“My, he’s a big boy!” she said, laughing.
I pulled him off of Blake’s mom. “Yes,” I said. “I just need to teach him some manners. He’s really friendly—maybe too friendly!”
Blake nodded to me. “Later,” he said. “Gotta get on my science homework.”
“Oh yeah, right,” I said. I’d nearly forgotten about homework, because I’d been so Zobe-obsessed. “See you tomorrow!”
I walked to my house next door, and when I got inside I took Zobe off the leash. He bounded over to his water dish and started lapping like crazy, just as Mom wheeled in Beth.
I walked over to greet Beth with my usual hug. All the things I do with my eyes and ears, Beth does with smell, touch, and taste. When I hugged her, she sniffed the top of my head so she could tell it was me.
As I was hugging Beth, a big, doggy head squeezed in between us.
“Zobe, no!” I cried. But Beth started nodding her head up and down, and I knew that meant she was happy—she liked Zobe. Then she grabbed my hand and formed a symbol on it.
I didn’t recognize what the symbol meant, and I looked at Mom.
“Did Beth learn a new symbol?” I asked.
Mom nodded. “We came up with a symbol for dog,” she said. “Beth is very curious about Zobe, and when you were at school today he spent most of the day with her. He’s such a sweetheart!”
I formed the “dog” symbol into Beth’s hand, and she nodded her head again. Then I formed another symbol: good.
Yes, Beth replied, tracing on my palm.
“Elle, please wash up and help me get ready for dinner,” Mom said.
“Sure,” I said. When I came back from the bathroom, I saw that Zobe was sitting next to Beth with his head in her lap. She was nodding her head, and he had a look of blissful peace on his face.
“Wow!” I said. “They’re both so happy!”
Mom nodded and handed me a bag of baby carrots. “Can you chop these up please?” she asked, and she glanced over at Beth and Zobe. “Zobe really is a great addition to the Deluca household. He’s a wonderful dog.”
“He is,” I said. “But, um, something happened at the park today. . . .”
I told her about Zobe knocking down the little kid, and Mom frowned.
“Hmm,” she said. “That is a problem. I guess Zobe can’t go to the dog park until he’s better trained.”
I agreed. “Blake said maybe he could go to obedience school.” And as I said the words, another thought hit me.

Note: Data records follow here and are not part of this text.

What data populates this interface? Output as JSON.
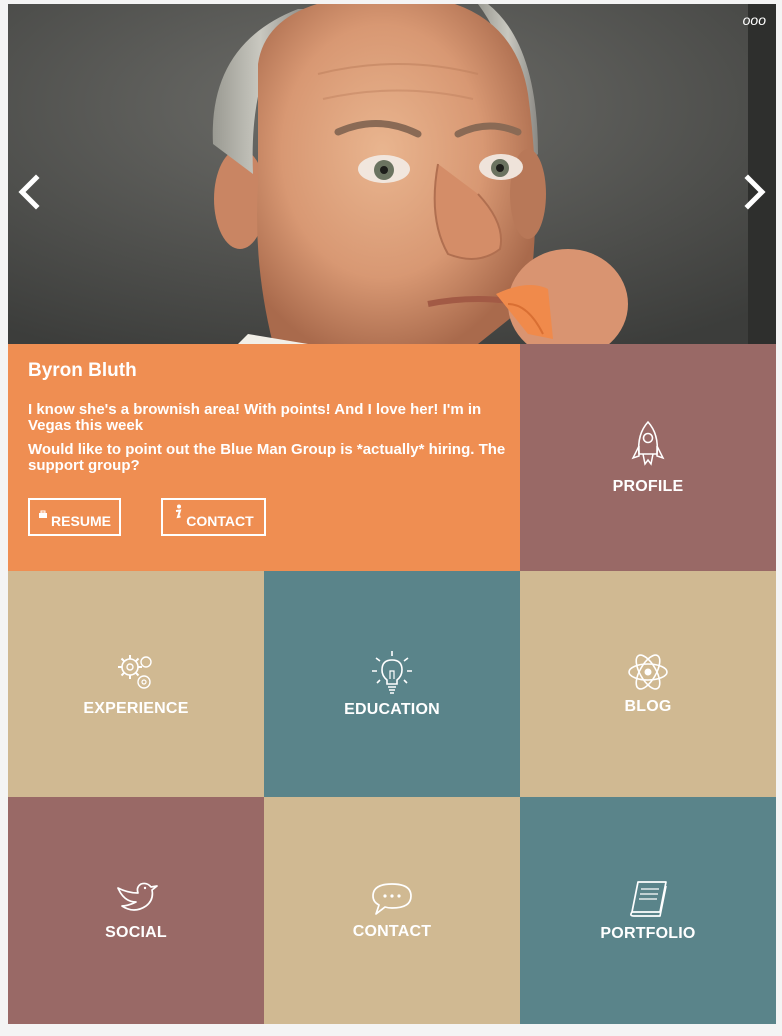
{
  "carousel": {
    "dots": "ooo",
    "prev_label": "<",
    "next_label": ">"
  },
  "profile_card": {
    "name": "Byron Bluth",
    "bio_line_1": "I know she's a brownish area! With points! And I love her! I'm in Vegas this week",
    "bio_line_2": "Would like to point out the Blue Man Group is *actually* hiring. The support group?",
    "resume_label": "RESUME",
    "contact_label": "CONTACT"
  },
  "tiles": {
    "profile": "PROFILE",
    "experience": "EXPERIENCE",
    "education": "EDUCATION",
    "blog": "BLOG",
    "social": "SOCIAL",
    "contact": "CONTACT",
    "portfolio": "PORTFOLIO"
  },
  "icons": {
    "profile": "rocket-icon",
    "experience": "gears-icon",
    "education": "lightbulb-icon",
    "blog": "atom-icon",
    "social": "bird-icon",
    "contact": "speech-bubble-icon",
    "portfolio": "book-icon"
  },
  "colors": {
    "orange": "#ef8e52",
    "mauve": "#996966",
    "tan": "#d0b992",
    "teal": "#5a848a"
  }
}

“Some of the obedience schools also train dogs to become therapy dogs!” I said, feeling excited at the thought. “Zobe is so good with Beth—he’d be a fantastic therapy dog.”
I put down my carrot-chopping knife and grabbed my phone.
“Look, there’s one right here in Greenmont!” I said.
Mom closed the oven door. “Elle, I’m not saying that getting some training for Zobe is a bad idea,” she said. “But maybe training him to be a therapy dog right now is not the smartest thing. You’re so busy with your schoolwork, and with basketball. When would you find the time?”
“It’s only one day a week!” I protested. “I could fit it in.”
Mom sighed. “I’ll talk to your father about it, Elle. But I’m not making any promises. You have to trust us to know what’s best for you sometimes.”
I looked away from Mom and rolled my eyes. I get good grades, I keep my room (mostly) neat, and Mom is always telling Grandma and Grandpa what a “responsible young girl” I am. So why wasn’t she trusting me with this? Zobe would make an awesome therapy dog, I just knew it.
I’d have to find some way to convince her, but I knew that it would take time.